Oneohtrix Point Never, Replica

Andy Battaglia

By Andy Battaglia

on 11.08.11 in Reviews


Oneohtrix Point Never
Zoning out and tuning in at the same time

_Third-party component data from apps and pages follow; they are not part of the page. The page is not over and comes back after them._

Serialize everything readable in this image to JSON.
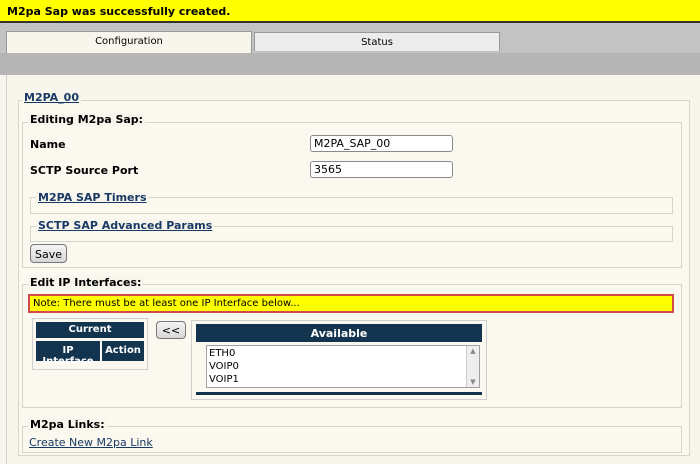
{
  "banner": {
    "message": "M2pa Sap was successfully created."
  },
  "tabs": [
    {
      "label": "Configuration",
      "active": true
    },
    {
      "label": "Status",
      "active": false
    }
  ],
  "sap": {
    "title": "M2PA_00",
    "editing_legend": "Editing M2pa Sap:",
    "name_label": "Name",
    "name_value": "M2PA_SAP_00",
    "port_label": "SCTP Source Port",
    "port_value": "3565",
    "timers_link": "M2PA SAP Timers",
    "advanced_link": "SCTP SAP Advanced Params",
    "save_label": "Save"
  },
  "ip": {
    "legend": "Edit IP Interfaces:",
    "note": "Note: There must be at least one IP Interface below...",
    "current_header": "Current",
    "col_interface": "IP Interface",
    "col_action": "Action",
    "move_button": "<<",
    "available_header": "Available",
    "available_options": [
      "ETH0",
      "VOIP0",
      "VOIP1"
    ]
  },
  "links": {
    "legend": "M2pa Links:",
    "create_link": "Create New M2pa Link"
  },
  "colors": {
    "banner": "#ffff00",
    "header_navy": "#12344f",
    "note_border": "#d24a4a",
    "page_bg": "#f7f5ec"
  }
}
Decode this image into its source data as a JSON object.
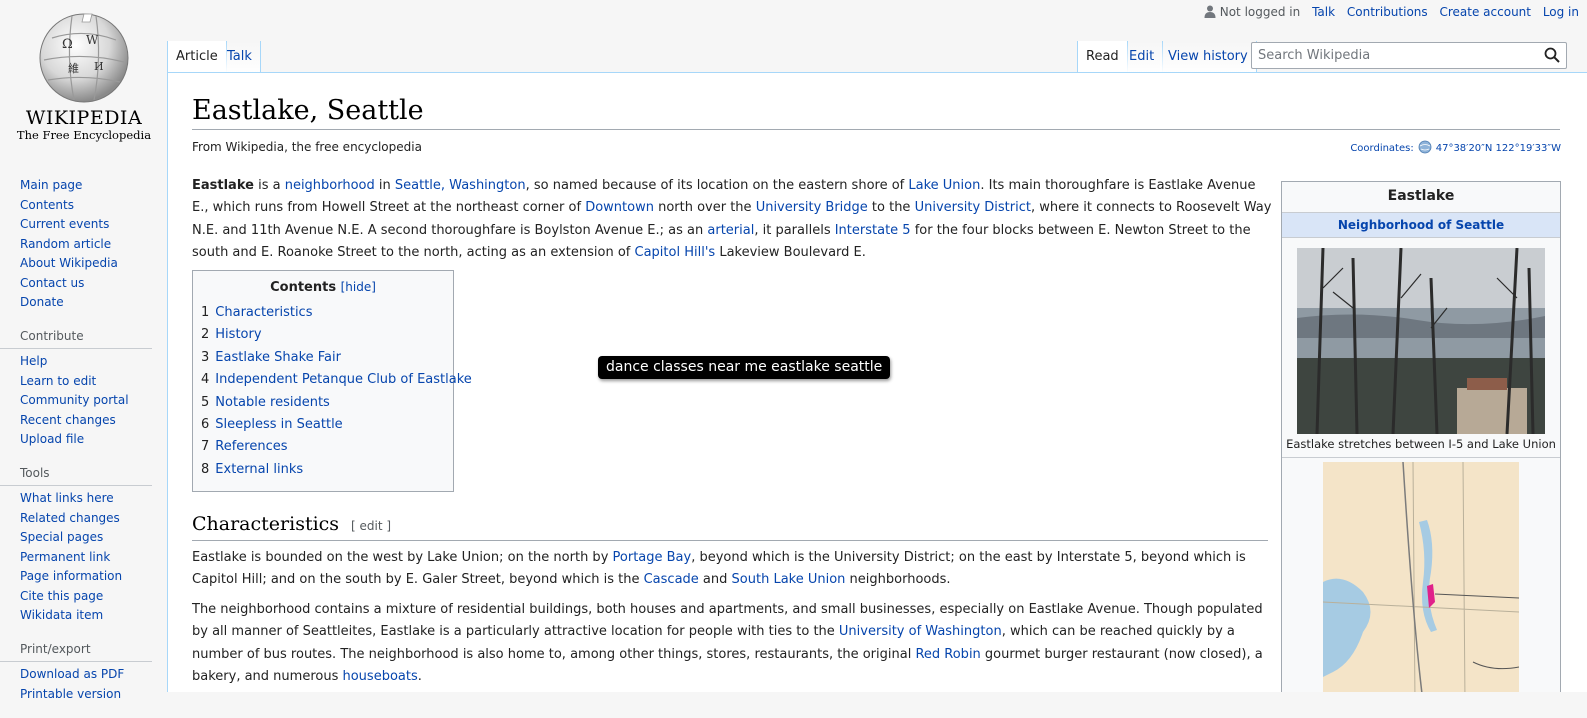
{
  "logo": {
    "wordmark": "WIKIPEDIA",
    "tagline": "The Free Encyclopedia"
  },
  "personal": {
    "not_logged_in": "Not logged in",
    "talk": "Talk",
    "contributions": "Contributions",
    "create_account": "Create account",
    "log_in": "Log in"
  },
  "tabs": {
    "article": "Article",
    "talk": "Talk",
    "read": "Read",
    "edit": "Edit",
    "view_history": "View history"
  },
  "search": {
    "placeholder": "Search Wikipedia"
  },
  "sidebar": {
    "navigation": [
      "Main page",
      "Contents",
      "Current events",
      "Random article",
      "About Wikipedia",
      "Contact us",
      "Donate"
    ],
    "contribute_heading": "Contribute",
    "contribute": [
      "Help",
      "Learn to edit",
      "Community portal",
      "Recent changes",
      "Upload file"
    ],
    "tools_heading": "Tools",
    "tools": [
      "What links here",
      "Related changes",
      "Special pages",
      "Permanent link",
      "Page information",
      "Cite this page",
      "Wikidata item"
    ],
    "print_heading": "Print/export",
    "print": [
      "Download as PDF",
      "Printable version"
    ]
  },
  "article": {
    "title": "Eastlake, Seattle",
    "subtitle": "From Wikipedia, the free encyclopedia",
    "coords_label": "Coordinates:",
    "coords_value": "47°38′20″N 122°19′33″W",
    "p1": {
      "b": "Eastlake",
      "t1": " is a ",
      "l1": "neighborhood",
      "t2": " in ",
      "l2": "Seattle, Washington",
      "t3": ", so named because of its location on the eastern shore of ",
      "l3": "Lake Union",
      "t4": ". Its main thoroughfare is Eastlake Avenue E., which runs from Howell Street at the northeast corner of ",
      "l4": "Downtown",
      "t5": " north over the ",
      "l5": "University Bridge",
      "t6": " to the ",
      "l6": "University District",
      "t7": ", where it connects to Roosevelt Way N.E. and 11th Avenue N.E. A second thoroughfare is Boylston Avenue E.; as an ",
      "l7": "arterial",
      "t8": ", it parallels ",
      "l8": "Interstate 5",
      "t9": " for the four blocks between E. Newton Street to the south and E. Roanoke Street to the north, acting as an extension of ",
      "l9": "Capitol Hill's",
      "t10": " Lakeview Boulevard E."
    },
    "toc": {
      "title": "Contents",
      "hide": "[hide]",
      "items": [
        {
          "num": "1",
          "label": "Characteristics"
        },
        {
          "num": "2",
          "label": "History"
        },
        {
          "num": "3",
          "label": "Eastlake Shake Fair"
        },
        {
          "num": "4",
          "label": "Independent Petanque Club of Eastlake"
        },
        {
          "num": "5",
          "label": "Notable residents"
        },
        {
          "num": "6",
          "label": "Sleepless in Seattle"
        },
        {
          "num": "7",
          "label": "References"
        },
        {
          "num": "8",
          "label": "External links"
        }
      ]
    },
    "tooltip": "dance classes near me eastlake seattle",
    "section1": {
      "heading": "Characteristics",
      "edit": "[ edit ]"
    },
    "p2": {
      "t1": "Eastlake is bounded on the west by Lake Union; on the north by ",
      "l1": "Portage Bay",
      "t2": ", beyond which is the University District; on the east by Interstate 5, beyond which is Capitol Hill; and on the south by E. Galer Street, beyond which is the ",
      "l2": "Cascade",
      "t3": " and ",
      "l3": "South Lake Union",
      "t4": " neighborhoods."
    },
    "p3": {
      "t1": "The neighborhood contains a mixture of residential buildings, both houses and apartments, and small businesses, especially on Eastlake Avenue. Though populated by all manner of Seattleites, Eastlake is a particularly attractive location for people with ties to the ",
      "l1": "University of Washington",
      "t2": ", which can be reached quickly by a number of bus routes. The neighborhood is also home to, among other things, stores, restaurants, the original ",
      "l2": "Red Robin",
      "t3": " gourmet burger restaurant (now closed), a bakery, and numerous ",
      "l3": "houseboats",
      "t4": "."
    }
  },
  "infobox": {
    "title": "Eastlake",
    "subtitle": "Neighborhood of Seattle",
    "caption": "Eastlake stretches between I-5 and Lake Union"
  },
  "colors": {
    "link": "#0645ad",
    "border": "#a7d7f9",
    "infobox_sub": "#d9e5f7",
    "map_highlight": "#e0218a"
  }
}
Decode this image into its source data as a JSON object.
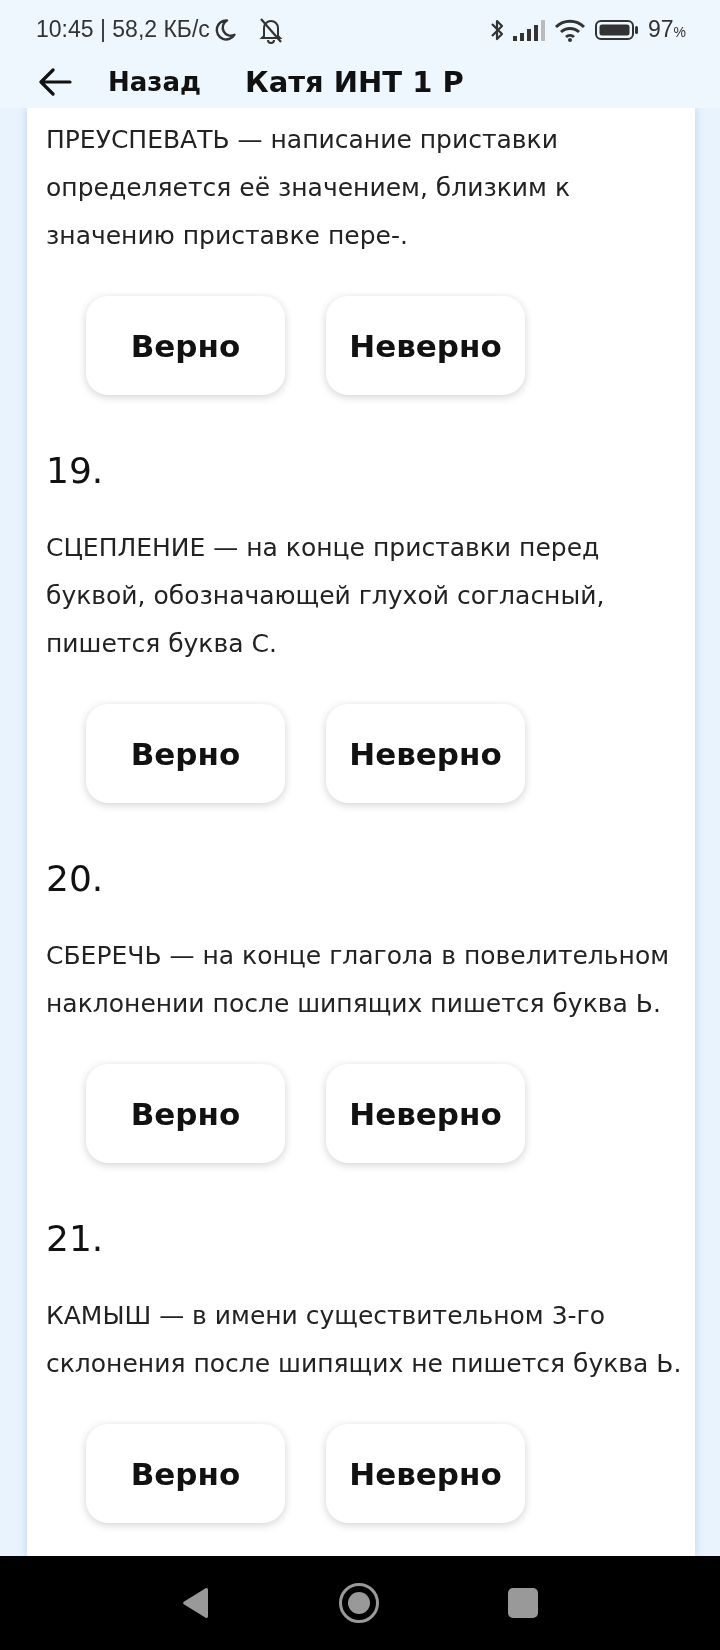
{
  "status_bar": {
    "status_text": "10:45 | 58,2 КБ/с",
    "battery": "97",
    "battery_unit": "%"
  },
  "header": {
    "back_label": "Назад",
    "title": "Катя ИНТ 1 Р"
  },
  "questions": [
    {
      "statement": "ПРЕУСПЕВАТЬ — написание приставки определяется её значением, близким к значению приставке пере-.",
      "answers": [
        "Верно",
        "Неверно"
      ]
    },
    {
      "number": "19.",
      "statement": "СЦЕПЛЕНИЕ — на конце приставки перед буквой, обозначающей глухой согласный, пишется буква С.",
      "answers": [
        "Верно",
        "Неверно"
      ]
    },
    {
      "number": "20.",
      "statement": "СБЕРЕЧЬ — на конце глагола в повелительном наклонении после шипящих пишется буква Ь.",
      "answers": [
        "Верно",
        "Неверно"
      ]
    },
    {
      "number": "21.",
      "statement": "КАМЫШ — в имени существительном 3-го склонения после шипящих не пишется буква Ь.",
      "answers": [
        "Верно",
        "Неверно"
      ]
    }
  ]
}
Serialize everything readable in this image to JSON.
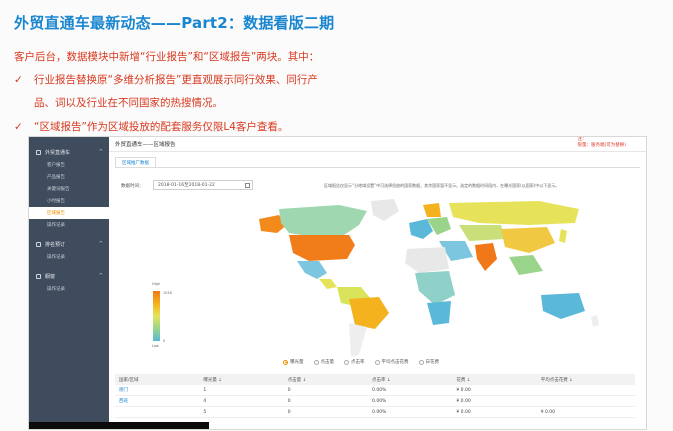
{
  "slide": {
    "title": "外贸直通车最新动态——Part2：数据看版二期",
    "intro": "客户后台，数据模块中新增“行业报告”和“区域报告”两块。其中：",
    "check": "✓",
    "bullet1_line1": "行业报告替换原“多维分析报告”更直观展示同行效果、同行产",
    "bullet1_line2": "品、词以及行业在不同国家的热搜情况。",
    "bullet2": "“区域报告”作为区域投放的配套服务仅限L4客户查看。"
  },
  "sidebar": {
    "group1": "外贸直通车",
    "items": [
      "客户报告",
      "产品报告",
      "关键词报告",
      "小时报告",
      "区域报告",
      "操作记录"
    ],
    "active_index": 4,
    "group2": "排名预订",
    "group2_items": [
      "操作记录"
    ],
    "group3": "橱窗",
    "group3_items": [
      "操作记录"
    ]
  },
  "header": {
    "breadcrumb": "外贸直通车——区域报告",
    "corner_note_line1": "注：",
    "corner_note_line2": "限量：服务端(可为替换)"
  },
  "tabs": [
    "区域推广数据"
  ],
  "filter": {
    "date_label": "数据时间：",
    "date_value": "2018-01-16至2018-01-22"
  },
  "map_note": "区域报告仅显示“分地域设置”中可选择投放的国家数据，其余国家暂不显示。选定的数据时间段内，在曝光国家(以国家)中以下显示。",
  "legend": {
    "high": "High",
    "low": "Low",
    "max": "1016",
    "min": "0"
  },
  "metrics": {
    "options": [
      "曝光量",
      "点击量",
      "点击率",
      "平均点击花费",
      "日花费"
    ],
    "selected": 0
  },
  "table": {
    "headers": [
      "国家/区域",
      "曝光量 ↓",
      "点击量 ↓",
      "点击率 ↓",
      "花费 ↓",
      "平均点击花费 ↓"
    ],
    "rows": [
      [
        "德门",
        "1",
        "0",
        "0.00%",
        "¥ 0.00",
        ""
      ],
      [
        "西班",
        "4",
        "0",
        "0.00%",
        "¥ 0.00",
        ""
      ],
      [
        "",
        "5",
        "0",
        "0.00%",
        "¥ 0.00",
        "¥ 0.00"
      ]
    ]
  },
  "colors": {
    "title_blue": "#1a86d0",
    "text_red": "#d9381e",
    "sidebar_bg": "#3f4c5e",
    "accent_orange": "#f29000"
  }
}
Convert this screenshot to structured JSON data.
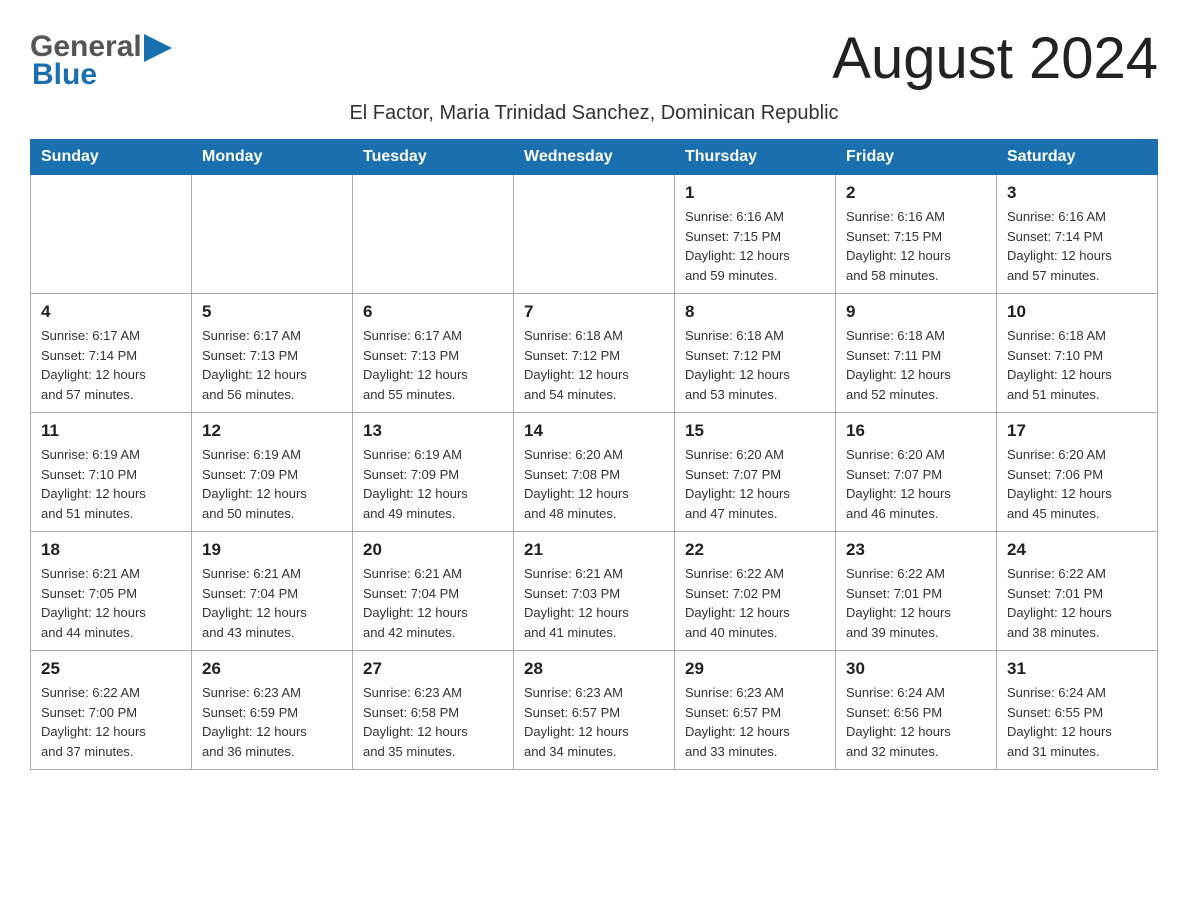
{
  "header": {
    "logo_general": "General",
    "logo_blue": "Blue",
    "month_title": "August 2024",
    "subtitle": "El Factor, Maria Trinidad Sanchez, Dominican Republic"
  },
  "days_of_week": [
    "Sunday",
    "Monday",
    "Tuesday",
    "Wednesday",
    "Thursday",
    "Friday",
    "Saturday"
  ],
  "weeks": [
    {
      "days": [
        {
          "num": "",
          "info": ""
        },
        {
          "num": "",
          "info": ""
        },
        {
          "num": "",
          "info": ""
        },
        {
          "num": "",
          "info": ""
        },
        {
          "num": "1",
          "info": "Sunrise: 6:16 AM\nSunset: 7:15 PM\nDaylight: 12 hours\nand 59 minutes."
        },
        {
          "num": "2",
          "info": "Sunrise: 6:16 AM\nSunset: 7:15 PM\nDaylight: 12 hours\nand 58 minutes."
        },
        {
          "num": "3",
          "info": "Sunrise: 6:16 AM\nSunset: 7:14 PM\nDaylight: 12 hours\nand 57 minutes."
        }
      ]
    },
    {
      "days": [
        {
          "num": "4",
          "info": "Sunrise: 6:17 AM\nSunset: 7:14 PM\nDaylight: 12 hours\nand 57 minutes."
        },
        {
          "num": "5",
          "info": "Sunrise: 6:17 AM\nSunset: 7:13 PM\nDaylight: 12 hours\nand 56 minutes."
        },
        {
          "num": "6",
          "info": "Sunrise: 6:17 AM\nSunset: 7:13 PM\nDaylight: 12 hours\nand 55 minutes."
        },
        {
          "num": "7",
          "info": "Sunrise: 6:18 AM\nSunset: 7:12 PM\nDaylight: 12 hours\nand 54 minutes."
        },
        {
          "num": "8",
          "info": "Sunrise: 6:18 AM\nSunset: 7:12 PM\nDaylight: 12 hours\nand 53 minutes."
        },
        {
          "num": "9",
          "info": "Sunrise: 6:18 AM\nSunset: 7:11 PM\nDaylight: 12 hours\nand 52 minutes."
        },
        {
          "num": "10",
          "info": "Sunrise: 6:18 AM\nSunset: 7:10 PM\nDaylight: 12 hours\nand 51 minutes."
        }
      ]
    },
    {
      "days": [
        {
          "num": "11",
          "info": "Sunrise: 6:19 AM\nSunset: 7:10 PM\nDaylight: 12 hours\nand 51 minutes."
        },
        {
          "num": "12",
          "info": "Sunrise: 6:19 AM\nSunset: 7:09 PM\nDaylight: 12 hours\nand 50 minutes."
        },
        {
          "num": "13",
          "info": "Sunrise: 6:19 AM\nSunset: 7:09 PM\nDaylight: 12 hours\nand 49 minutes."
        },
        {
          "num": "14",
          "info": "Sunrise: 6:20 AM\nSunset: 7:08 PM\nDaylight: 12 hours\nand 48 minutes."
        },
        {
          "num": "15",
          "info": "Sunrise: 6:20 AM\nSunset: 7:07 PM\nDaylight: 12 hours\nand 47 minutes."
        },
        {
          "num": "16",
          "info": "Sunrise: 6:20 AM\nSunset: 7:07 PM\nDaylight: 12 hours\nand 46 minutes."
        },
        {
          "num": "17",
          "info": "Sunrise: 6:20 AM\nSunset: 7:06 PM\nDaylight: 12 hours\nand 45 minutes."
        }
      ]
    },
    {
      "days": [
        {
          "num": "18",
          "info": "Sunrise: 6:21 AM\nSunset: 7:05 PM\nDaylight: 12 hours\nand 44 minutes."
        },
        {
          "num": "19",
          "info": "Sunrise: 6:21 AM\nSunset: 7:04 PM\nDaylight: 12 hours\nand 43 minutes."
        },
        {
          "num": "20",
          "info": "Sunrise: 6:21 AM\nSunset: 7:04 PM\nDaylight: 12 hours\nand 42 minutes."
        },
        {
          "num": "21",
          "info": "Sunrise: 6:21 AM\nSunset: 7:03 PM\nDaylight: 12 hours\nand 41 minutes."
        },
        {
          "num": "22",
          "info": "Sunrise: 6:22 AM\nSunset: 7:02 PM\nDaylight: 12 hours\nand 40 minutes."
        },
        {
          "num": "23",
          "info": "Sunrise: 6:22 AM\nSunset: 7:01 PM\nDaylight: 12 hours\nand 39 minutes."
        },
        {
          "num": "24",
          "info": "Sunrise: 6:22 AM\nSunset: 7:01 PM\nDaylight: 12 hours\nand 38 minutes."
        }
      ]
    },
    {
      "days": [
        {
          "num": "25",
          "info": "Sunrise: 6:22 AM\nSunset: 7:00 PM\nDaylight: 12 hours\nand 37 minutes."
        },
        {
          "num": "26",
          "info": "Sunrise: 6:23 AM\nSunset: 6:59 PM\nDaylight: 12 hours\nand 36 minutes."
        },
        {
          "num": "27",
          "info": "Sunrise: 6:23 AM\nSunset: 6:58 PM\nDaylight: 12 hours\nand 35 minutes."
        },
        {
          "num": "28",
          "info": "Sunrise: 6:23 AM\nSunset: 6:57 PM\nDaylight: 12 hours\nand 34 minutes."
        },
        {
          "num": "29",
          "info": "Sunrise: 6:23 AM\nSunset: 6:57 PM\nDaylight: 12 hours\nand 33 minutes."
        },
        {
          "num": "30",
          "info": "Sunrise: 6:24 AM\nSunset: 6:56 PM\nDaylight: 12 hours\nand 32 minutes."
        },
        {
          "num": "31",
          "info": "Sunrise: 6:24 AM\nSunset: 6:55 PM\nDaylight: 12 hours\nand 31 minutes."
        }
      ]
    }
  ]
}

Oneohtrix Point Never has assumed an important place in the sound and theory obsessed underground with music that consumes as it compels and a unique ability to articulate his vision as something more than just a simple accumulation of “vibes.” So it goes with Replica, a mindful album that zones out and tunes in at the same time. Though he made his name with drifting, drafting synthesizer meditations reminiscent of ’70s kosmiche acts like Tangerine Dream, Oneohtrix Point Never shifts into more cut-up forms on Replica. Part of the style started to coalesce on his 2010 breakthrough Returnal, but the material here pushes harder and farther into a realm where abstraction and clarity mesh. “Andro” starts off more or less recognizably, with seething synth tones and a portentous sense of atmosphere, but a signal gets sent when the track swerves, all of the sudden, into an unexpected fit of rhythm near the end. “Power of Persuasion” takes the next step by introducing as an aural plaything the sound of a traditional piano, which proves surprisingly prevalent on the album throughout. The rest of the template sets when sampled bits of voice — or, more accurately, weird incidental sounds made by a mouth on its way to speaking — wander in during “Sleep Dealer.” It’s a strange mix of subject matter, to be sure. But it gathers into shapes that manage to approximate actual songs, with memorable parts and melodies that linger, while doubling down as experimental ambient soundscapes.